◆ **REQUIRED ACTION**: Look through the material below for "Brush". Copy every line that contains it.

# # # # #

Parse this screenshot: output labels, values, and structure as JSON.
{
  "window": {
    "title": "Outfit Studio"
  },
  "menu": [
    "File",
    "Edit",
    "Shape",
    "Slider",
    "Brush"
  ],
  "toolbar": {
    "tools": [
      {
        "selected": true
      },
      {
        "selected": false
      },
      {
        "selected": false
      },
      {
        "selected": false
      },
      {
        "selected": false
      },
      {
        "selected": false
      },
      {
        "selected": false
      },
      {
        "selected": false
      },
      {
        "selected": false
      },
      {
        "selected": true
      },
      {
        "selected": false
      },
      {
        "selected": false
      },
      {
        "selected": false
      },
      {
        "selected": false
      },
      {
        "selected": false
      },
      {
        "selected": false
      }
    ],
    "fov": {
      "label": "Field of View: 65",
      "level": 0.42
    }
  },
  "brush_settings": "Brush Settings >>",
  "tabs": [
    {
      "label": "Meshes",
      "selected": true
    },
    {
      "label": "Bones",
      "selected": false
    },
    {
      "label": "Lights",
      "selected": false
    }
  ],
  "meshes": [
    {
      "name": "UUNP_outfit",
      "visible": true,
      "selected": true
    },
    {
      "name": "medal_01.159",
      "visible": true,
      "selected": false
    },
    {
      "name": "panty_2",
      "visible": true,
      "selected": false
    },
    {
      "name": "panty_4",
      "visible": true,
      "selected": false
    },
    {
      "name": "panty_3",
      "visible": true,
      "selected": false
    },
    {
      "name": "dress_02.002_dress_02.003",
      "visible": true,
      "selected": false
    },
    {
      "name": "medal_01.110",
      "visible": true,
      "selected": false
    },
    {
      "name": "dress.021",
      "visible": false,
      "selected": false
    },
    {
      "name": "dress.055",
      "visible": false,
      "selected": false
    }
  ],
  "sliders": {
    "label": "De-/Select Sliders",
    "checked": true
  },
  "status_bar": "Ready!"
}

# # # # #

◆ **TASK SOLUTION**:
    "Brush"
  "brush_settings": "Brush Settings >>",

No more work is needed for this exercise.